> _Problem_: Lines with the word "Base" are the ones wanted. Copy each of them from the entries below.

> _Extracted material_:
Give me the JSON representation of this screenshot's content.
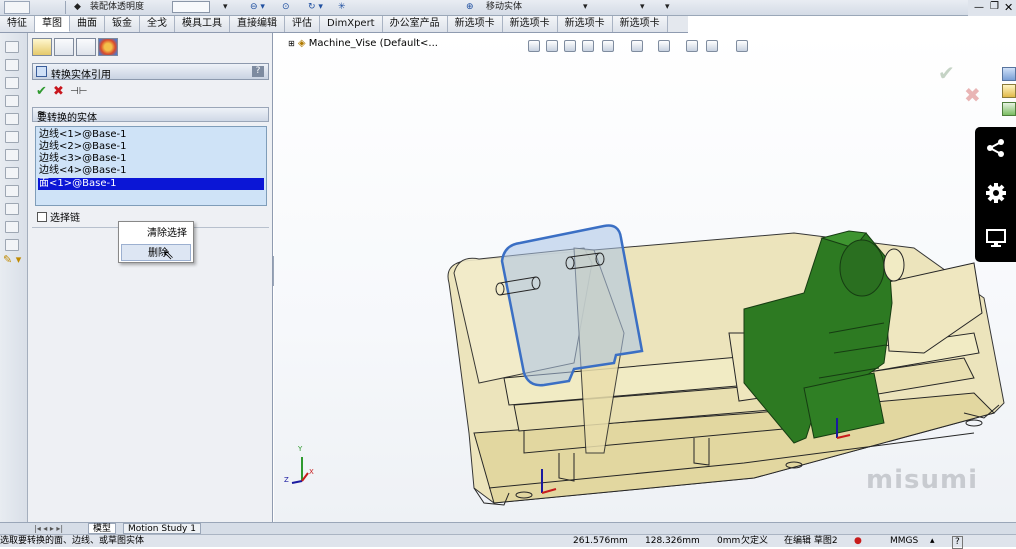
{
  "ribbon": {
    "transparency_label": "装配体透明度",
    "move_entity_label": "移动实体"
  },
  "tabs": [
    {
      "label": "特征"
    },
    {
      "label": "草图"
    },
    {
      "label": "曲面"
    },
    {
      "label": "钣金"
    },
    {
      "label": "全戈"
    },
    {
      "label": "模具工具"
    },
    {
      "label": "直接编辑"
    },
    {
      "label": "评估"
    },
    {
      "label": "DimXpert"
    },
    {
      "label": "办公室产品"
    },
    {
      "label": "新选项卡"
    },
    {
      "label": "新选项卡"
    },
    {
      "label": "新选项卡"
    },
    {
      "label": "新选项卡"
    }
  ],
  "active_tab_index": 1,
  "property_manager": {
    "title": "转换实体引用",
    "help_label": "?",
    "ok_symbol": "✔",
    "cancel_symbol": "✖",
    "group_title": "要转换的实体",
    "collapse_symbol": "≈",
    "entities": [
      {
        "label": "边线<1>@Base-1",
        "selected": false
      },
      {
        "label": "边线<2>@Base-1",
        "selected": false
      },
      {
        "label": "边线<3>@Base-1",
        "selected": false
      },
      {
        "label": "边线<4>@Base-1",
        "selected": false
      },
      {
        "label": "面<1>@Base-1",
        "selected": true
      }
    ],
    "select_chain_label": "选择链",
    "context_menu": [
      {
        "label": "清除选择",
        "hover": false
      },
      {
        "label": "删除",
        "hover": true
      }
    ]
  },
  "viewport": {
    "document_title": "Machine_Vise  (Default<...",
    "watermark": "misumi",
    "triad_labels": {
      "x": "X",
      "y": "Y",
      "z": "Z"
    }
  },
  "bottom_tabs": [
    {
      "label": "模型"
    },
    {
      "label": "Motion Study 1"
    }
  ],
  "status_bar": {
    "message": "选取要转换的面、边线、或草图实体",
    "x_coord": "261.576mm",
    "y_coord": "128.326mm",
    "z_coord": "0mm",
    "definition_state": "欠定义",
    "editing": "在编辑 草图2",
    "units": "MMGS",
    "help": "?"
  },
  "colors": {
    "selection_blue": "#0b16d6",
    "list_bg": "#cfe3f7",
    "ok_green": "#2f9a2f",
    "cancel_red": "#c8161d",
    "part_tan": "#e9dfa8",
    "part_green": "#2d7a22",
    "sketch_blue": "#3b6fc4"
  }
}
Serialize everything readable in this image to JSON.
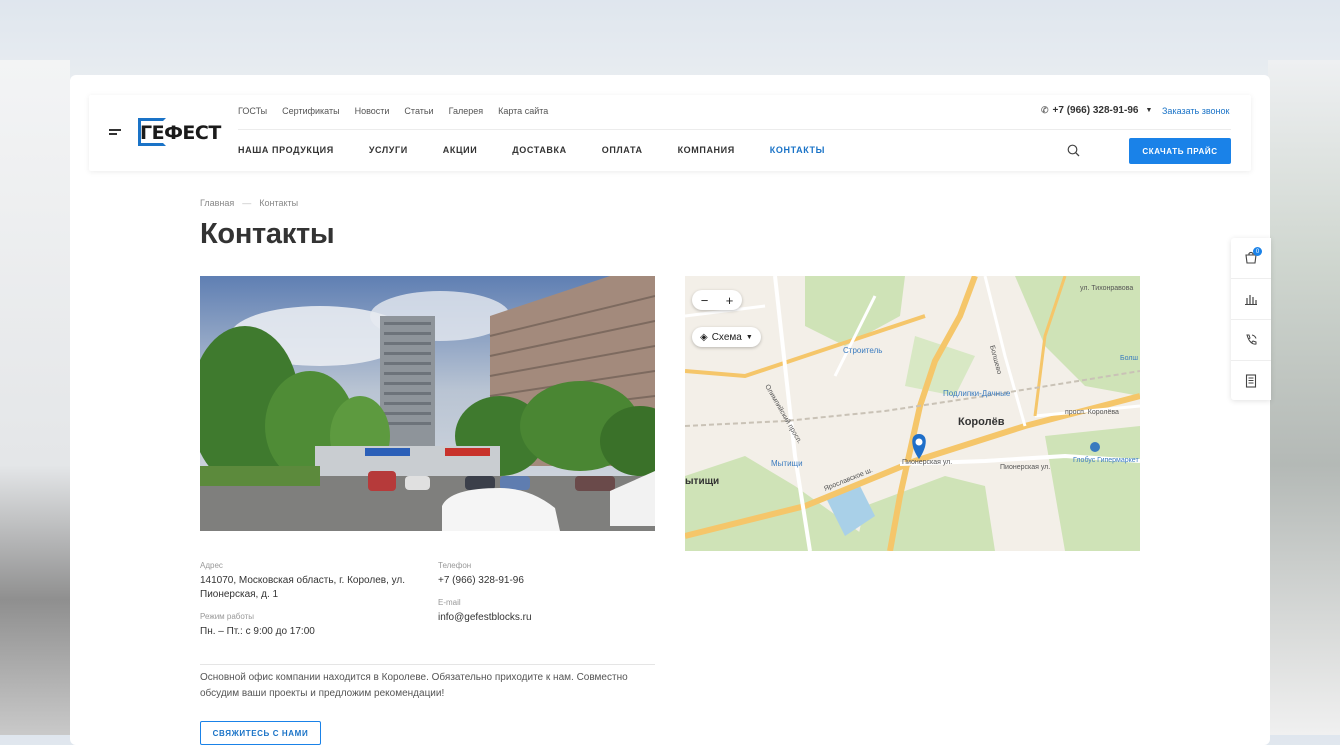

> _Your response_:
        "label": "边线<1>@Base-1",
        "label": "边线<2>@Base-1",
        "label": "边线<3>@Base-1",
        "label": "边线<4>@Base-1",
        "label": "面<1>@Base-1",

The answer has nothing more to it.